Illegal immigrants can be deported, especially if they commit a crime. But if their crime is not a “crime involving moral turpitude,” then they can ask the Justice Department to exercise its discretion to keep them from being deported (for instance, because they have lived here a long time, their record is otherwise clean, their children are U.S. citizens, and so on). If it is a crime involving moral turpitude, then they can’t get such discretionary relief. You might like this rule, or prefer either a more illegal-immigrant-friendly or a more illegal-immigrant-hostile rule. But that’s the rule that Congress has created.
But what does “crime involving moral turpitude” mean? For instance, is using a false Social Security number a crime of moral turpitude? Wednesday’s 7th Circuit decision in Arias v. Lynch suggests that some such uses aren’t crimes of moral turpitude; crimes involving “moral turpitude,” the court concludes, are crimes that are “inherently base, vile, or depraved,” and
It seems inconsistent with the terms “base, vile, or depraved” to hold that an unauthorized immigrant who uses a false social security number so that she can hold a job, pay taxes, and support her family would be guilty of a crime involving moral turpitude, while an unauthorized immigrant who is paid solely in cash under the table and does not pay any taxes would not necessarily be guilty of a crime involving moral turpitude. A rule that all crimes that involve any element of deception categorically involve moral turpitude would produce results at odds with the accepted definition of moral turpitude as conduct that is “inherently base, vile, or depraved.” At the same time, there is significant precedent indicating that deceptive conduct is morally turpitudinous.
The court, though, does not “try to resolve this conflict definitively in this case,” because it concludes that the Board of Immigration Appeals has to reevaluate its rule for applying the “involving moral turpitude” standard in light of a 2015 attorney general decision.
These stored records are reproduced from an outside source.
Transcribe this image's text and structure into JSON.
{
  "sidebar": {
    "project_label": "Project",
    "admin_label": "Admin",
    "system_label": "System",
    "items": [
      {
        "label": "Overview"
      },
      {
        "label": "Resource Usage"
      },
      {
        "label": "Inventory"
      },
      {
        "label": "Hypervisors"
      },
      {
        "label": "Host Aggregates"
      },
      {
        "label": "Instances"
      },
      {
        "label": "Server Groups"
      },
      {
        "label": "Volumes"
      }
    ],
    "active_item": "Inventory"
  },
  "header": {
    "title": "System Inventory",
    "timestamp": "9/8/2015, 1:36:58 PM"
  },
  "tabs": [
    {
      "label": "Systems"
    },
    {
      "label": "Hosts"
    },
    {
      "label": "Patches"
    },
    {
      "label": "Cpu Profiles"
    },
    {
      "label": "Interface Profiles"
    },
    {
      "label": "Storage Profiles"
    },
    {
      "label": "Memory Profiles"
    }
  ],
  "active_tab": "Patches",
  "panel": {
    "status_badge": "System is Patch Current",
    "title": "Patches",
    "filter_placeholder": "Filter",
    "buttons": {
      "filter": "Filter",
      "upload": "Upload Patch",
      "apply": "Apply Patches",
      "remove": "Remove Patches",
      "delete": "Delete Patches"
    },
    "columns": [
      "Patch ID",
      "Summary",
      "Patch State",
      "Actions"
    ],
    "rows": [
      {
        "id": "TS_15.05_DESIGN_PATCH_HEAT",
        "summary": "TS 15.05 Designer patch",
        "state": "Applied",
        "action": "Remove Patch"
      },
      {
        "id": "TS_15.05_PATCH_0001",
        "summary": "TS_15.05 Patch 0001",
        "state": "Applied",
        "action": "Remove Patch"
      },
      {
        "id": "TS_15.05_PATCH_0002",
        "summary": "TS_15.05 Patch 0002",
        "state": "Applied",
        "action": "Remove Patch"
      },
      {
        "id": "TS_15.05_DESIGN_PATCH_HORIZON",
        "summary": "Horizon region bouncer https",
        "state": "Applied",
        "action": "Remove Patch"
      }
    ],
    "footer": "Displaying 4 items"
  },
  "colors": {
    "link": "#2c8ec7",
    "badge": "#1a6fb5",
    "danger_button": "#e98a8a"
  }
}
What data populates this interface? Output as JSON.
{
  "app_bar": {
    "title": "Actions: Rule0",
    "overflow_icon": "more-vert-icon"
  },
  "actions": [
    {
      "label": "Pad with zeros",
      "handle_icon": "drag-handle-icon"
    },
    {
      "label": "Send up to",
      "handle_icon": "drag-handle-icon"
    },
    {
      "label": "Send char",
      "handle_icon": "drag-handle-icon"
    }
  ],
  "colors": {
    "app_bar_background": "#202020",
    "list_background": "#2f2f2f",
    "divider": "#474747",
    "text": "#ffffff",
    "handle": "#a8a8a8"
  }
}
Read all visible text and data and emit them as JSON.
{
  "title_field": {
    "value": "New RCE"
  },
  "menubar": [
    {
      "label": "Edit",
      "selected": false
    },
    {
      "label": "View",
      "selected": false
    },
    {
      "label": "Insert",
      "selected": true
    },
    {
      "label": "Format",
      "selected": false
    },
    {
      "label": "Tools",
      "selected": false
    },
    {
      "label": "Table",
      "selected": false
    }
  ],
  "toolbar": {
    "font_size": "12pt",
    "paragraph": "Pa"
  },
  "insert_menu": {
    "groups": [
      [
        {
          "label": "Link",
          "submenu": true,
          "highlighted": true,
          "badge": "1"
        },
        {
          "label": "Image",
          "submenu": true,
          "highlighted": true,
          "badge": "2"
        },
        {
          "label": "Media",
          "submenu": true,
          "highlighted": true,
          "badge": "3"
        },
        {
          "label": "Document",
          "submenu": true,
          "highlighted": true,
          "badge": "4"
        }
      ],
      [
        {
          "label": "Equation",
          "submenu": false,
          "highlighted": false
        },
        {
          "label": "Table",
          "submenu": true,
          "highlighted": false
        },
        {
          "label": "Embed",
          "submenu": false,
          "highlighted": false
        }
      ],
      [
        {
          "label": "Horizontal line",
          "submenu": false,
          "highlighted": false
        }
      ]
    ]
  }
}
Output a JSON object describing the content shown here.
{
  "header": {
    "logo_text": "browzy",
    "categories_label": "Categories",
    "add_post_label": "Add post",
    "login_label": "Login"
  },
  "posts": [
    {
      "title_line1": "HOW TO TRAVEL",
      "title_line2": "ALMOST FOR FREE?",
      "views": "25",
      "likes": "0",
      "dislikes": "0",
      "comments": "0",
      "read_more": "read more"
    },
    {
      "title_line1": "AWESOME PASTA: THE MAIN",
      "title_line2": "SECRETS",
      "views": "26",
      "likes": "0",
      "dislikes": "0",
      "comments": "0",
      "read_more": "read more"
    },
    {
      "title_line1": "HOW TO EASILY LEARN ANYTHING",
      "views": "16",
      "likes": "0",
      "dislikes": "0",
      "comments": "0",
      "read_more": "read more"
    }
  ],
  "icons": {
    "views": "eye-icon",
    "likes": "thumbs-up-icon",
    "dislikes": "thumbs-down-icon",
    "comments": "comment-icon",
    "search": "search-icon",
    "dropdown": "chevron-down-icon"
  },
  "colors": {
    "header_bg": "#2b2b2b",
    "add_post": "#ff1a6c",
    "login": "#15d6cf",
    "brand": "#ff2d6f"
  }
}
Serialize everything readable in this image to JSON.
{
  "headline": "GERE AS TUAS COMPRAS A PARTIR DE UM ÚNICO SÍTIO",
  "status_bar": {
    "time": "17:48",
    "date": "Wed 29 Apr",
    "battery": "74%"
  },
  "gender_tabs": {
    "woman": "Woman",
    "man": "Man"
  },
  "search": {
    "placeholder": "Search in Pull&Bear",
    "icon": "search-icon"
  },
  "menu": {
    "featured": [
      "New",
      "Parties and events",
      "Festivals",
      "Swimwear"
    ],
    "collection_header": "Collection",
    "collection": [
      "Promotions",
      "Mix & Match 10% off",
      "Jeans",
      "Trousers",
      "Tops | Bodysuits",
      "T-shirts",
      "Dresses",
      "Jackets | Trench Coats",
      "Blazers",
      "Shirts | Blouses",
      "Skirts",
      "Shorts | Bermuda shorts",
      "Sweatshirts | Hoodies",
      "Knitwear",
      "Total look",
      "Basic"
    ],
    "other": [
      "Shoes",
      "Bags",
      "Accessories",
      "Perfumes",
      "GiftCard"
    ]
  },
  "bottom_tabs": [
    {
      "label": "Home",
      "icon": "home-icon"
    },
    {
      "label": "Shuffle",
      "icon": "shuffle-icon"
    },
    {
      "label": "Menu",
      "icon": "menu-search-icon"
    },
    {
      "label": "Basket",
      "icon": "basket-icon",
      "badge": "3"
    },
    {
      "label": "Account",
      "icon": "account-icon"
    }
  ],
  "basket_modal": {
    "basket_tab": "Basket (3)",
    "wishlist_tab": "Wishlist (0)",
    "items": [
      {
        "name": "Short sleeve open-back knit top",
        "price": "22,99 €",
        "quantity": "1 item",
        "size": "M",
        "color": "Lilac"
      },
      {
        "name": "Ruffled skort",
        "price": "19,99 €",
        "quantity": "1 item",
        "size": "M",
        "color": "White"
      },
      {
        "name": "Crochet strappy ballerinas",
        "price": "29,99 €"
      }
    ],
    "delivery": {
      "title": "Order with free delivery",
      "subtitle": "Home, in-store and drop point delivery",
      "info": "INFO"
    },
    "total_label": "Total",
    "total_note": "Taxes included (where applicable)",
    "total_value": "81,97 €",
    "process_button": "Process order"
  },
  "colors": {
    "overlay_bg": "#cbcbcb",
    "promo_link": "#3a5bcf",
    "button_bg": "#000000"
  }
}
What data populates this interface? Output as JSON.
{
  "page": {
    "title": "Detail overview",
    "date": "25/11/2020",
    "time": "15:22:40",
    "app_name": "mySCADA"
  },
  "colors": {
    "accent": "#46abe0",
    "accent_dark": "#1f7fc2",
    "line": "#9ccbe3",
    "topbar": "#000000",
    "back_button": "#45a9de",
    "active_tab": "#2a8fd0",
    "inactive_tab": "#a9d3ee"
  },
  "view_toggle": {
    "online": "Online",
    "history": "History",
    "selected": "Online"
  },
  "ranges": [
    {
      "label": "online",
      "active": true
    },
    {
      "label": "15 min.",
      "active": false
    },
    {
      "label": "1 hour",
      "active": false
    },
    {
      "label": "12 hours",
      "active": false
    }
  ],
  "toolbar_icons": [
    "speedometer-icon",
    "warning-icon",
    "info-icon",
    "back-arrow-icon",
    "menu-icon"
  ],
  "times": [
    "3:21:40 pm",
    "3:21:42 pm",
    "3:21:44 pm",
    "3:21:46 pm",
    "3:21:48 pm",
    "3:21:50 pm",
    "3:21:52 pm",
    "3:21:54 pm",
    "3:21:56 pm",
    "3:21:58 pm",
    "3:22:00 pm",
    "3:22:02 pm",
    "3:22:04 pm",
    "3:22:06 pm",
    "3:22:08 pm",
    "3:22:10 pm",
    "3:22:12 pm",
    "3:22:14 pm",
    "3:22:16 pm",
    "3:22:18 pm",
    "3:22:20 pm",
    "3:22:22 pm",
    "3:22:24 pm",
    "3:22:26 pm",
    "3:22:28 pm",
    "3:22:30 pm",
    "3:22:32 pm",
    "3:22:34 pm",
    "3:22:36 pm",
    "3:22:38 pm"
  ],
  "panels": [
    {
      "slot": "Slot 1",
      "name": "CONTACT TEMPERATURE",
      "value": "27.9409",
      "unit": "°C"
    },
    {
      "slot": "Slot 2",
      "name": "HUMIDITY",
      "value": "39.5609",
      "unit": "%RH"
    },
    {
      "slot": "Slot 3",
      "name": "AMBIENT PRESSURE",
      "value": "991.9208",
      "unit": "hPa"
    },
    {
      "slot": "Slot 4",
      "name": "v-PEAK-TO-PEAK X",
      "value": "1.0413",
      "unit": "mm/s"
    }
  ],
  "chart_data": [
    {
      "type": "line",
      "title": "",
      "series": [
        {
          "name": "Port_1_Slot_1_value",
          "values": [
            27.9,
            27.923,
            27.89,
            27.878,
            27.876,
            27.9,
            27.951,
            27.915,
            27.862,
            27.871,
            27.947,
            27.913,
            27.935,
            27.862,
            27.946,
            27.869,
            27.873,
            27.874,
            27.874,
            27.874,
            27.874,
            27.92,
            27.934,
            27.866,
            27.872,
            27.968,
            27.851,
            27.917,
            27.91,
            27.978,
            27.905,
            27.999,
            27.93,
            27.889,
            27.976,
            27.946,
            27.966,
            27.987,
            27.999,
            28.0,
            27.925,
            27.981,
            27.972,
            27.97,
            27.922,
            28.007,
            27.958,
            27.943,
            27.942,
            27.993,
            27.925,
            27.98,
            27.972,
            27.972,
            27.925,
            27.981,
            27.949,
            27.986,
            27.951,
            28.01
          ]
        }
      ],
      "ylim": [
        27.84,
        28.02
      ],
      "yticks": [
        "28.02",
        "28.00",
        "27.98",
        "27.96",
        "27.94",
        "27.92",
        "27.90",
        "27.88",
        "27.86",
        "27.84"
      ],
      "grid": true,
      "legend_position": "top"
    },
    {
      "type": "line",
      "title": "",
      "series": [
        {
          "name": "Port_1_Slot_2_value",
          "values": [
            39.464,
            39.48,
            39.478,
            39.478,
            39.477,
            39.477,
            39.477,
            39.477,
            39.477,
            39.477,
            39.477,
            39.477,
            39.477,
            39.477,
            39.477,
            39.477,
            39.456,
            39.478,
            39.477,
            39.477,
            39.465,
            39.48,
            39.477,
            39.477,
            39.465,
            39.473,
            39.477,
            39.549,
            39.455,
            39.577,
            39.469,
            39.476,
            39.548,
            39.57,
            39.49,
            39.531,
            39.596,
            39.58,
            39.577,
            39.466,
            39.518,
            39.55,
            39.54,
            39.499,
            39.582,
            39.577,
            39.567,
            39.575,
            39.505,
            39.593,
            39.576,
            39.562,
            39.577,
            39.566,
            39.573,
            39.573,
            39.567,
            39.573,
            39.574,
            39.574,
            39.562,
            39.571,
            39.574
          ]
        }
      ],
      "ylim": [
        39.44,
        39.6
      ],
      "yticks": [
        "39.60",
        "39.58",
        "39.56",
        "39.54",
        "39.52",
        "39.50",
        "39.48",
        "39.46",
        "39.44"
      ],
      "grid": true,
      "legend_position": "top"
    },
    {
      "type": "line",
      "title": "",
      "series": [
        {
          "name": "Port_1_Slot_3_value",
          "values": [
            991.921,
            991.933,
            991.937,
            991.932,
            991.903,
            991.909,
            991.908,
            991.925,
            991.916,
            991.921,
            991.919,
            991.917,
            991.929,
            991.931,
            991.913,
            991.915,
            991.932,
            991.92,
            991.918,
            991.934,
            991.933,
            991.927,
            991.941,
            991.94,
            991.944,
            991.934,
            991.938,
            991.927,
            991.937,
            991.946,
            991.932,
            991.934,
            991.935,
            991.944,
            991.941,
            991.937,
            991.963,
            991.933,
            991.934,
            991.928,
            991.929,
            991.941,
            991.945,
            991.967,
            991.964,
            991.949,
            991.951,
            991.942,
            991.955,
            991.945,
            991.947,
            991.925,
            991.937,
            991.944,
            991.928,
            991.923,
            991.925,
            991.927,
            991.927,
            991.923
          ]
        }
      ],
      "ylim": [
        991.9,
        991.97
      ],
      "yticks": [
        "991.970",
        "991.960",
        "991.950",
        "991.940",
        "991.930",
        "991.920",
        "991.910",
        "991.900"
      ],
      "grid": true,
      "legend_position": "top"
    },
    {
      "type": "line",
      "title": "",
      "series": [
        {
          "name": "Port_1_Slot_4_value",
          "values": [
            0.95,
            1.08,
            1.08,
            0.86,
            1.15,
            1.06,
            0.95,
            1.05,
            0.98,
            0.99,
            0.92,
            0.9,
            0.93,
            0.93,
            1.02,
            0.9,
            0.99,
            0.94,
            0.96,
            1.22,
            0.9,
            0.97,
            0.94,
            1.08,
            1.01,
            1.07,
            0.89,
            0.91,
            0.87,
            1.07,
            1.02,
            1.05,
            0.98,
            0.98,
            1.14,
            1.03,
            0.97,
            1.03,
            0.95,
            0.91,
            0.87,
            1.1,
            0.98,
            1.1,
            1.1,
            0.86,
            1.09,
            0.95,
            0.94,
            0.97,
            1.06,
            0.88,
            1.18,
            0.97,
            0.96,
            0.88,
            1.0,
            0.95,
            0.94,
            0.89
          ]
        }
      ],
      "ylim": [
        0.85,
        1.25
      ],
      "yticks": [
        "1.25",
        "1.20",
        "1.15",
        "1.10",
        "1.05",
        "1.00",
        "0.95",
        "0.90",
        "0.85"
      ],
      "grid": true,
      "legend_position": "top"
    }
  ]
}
So the 7th Circuit doesn’t squarely decide whether to go with the 5th and 8th Circuits (which have held that use of false Social Security numbers is a crime involving moral turpitude) or the 9th Circuit (which has held the opposite).
If you think that there’s something dicey about a statute that involves such a vague term, with so much at stake, you’re not alone: Judge Posner wrote a long concurring opinion sharply condemning the “moral turpitude” standard. “It is preposterous that that stale, antiquated, and, worse, meaningless phrase should continue to be a part of American law.” “What does ‘inherently base, vile, or depraved’ — words that have virtually dropped from the vocabulary of modern Americans — mean … ?” And Judge Posner concludes that, given that the test is the law, it should at least be limited in cases like this to false statements aimed at fraudulently getting money, and not to deception generally: “Although convicted of a crime against the government, the petitioner … was not seeking any money from the government. So far as appears her crime harmed no one, least of all the government though it is the ‘victim’ of her crime.” (She was using a made-up number, not the number of someone else.)
Of course, whether the crime indeed “harmed no one” depends a lot on your view of work by illegal immigrants, and whether it indeed harms the American citizens and permanent residents with whom they are competing. I take it, though, that Judge Posner’s response would be that the “moral turpitude” standard requires courts to make such judgments based on their own sense of what qualifies as sufficiently harmful behavior; and if Congress disagrees, and wants to mandate deportation of all illegal immigrants, or of all illegal immigrants who use false Social Security numbers, it should say so clearly.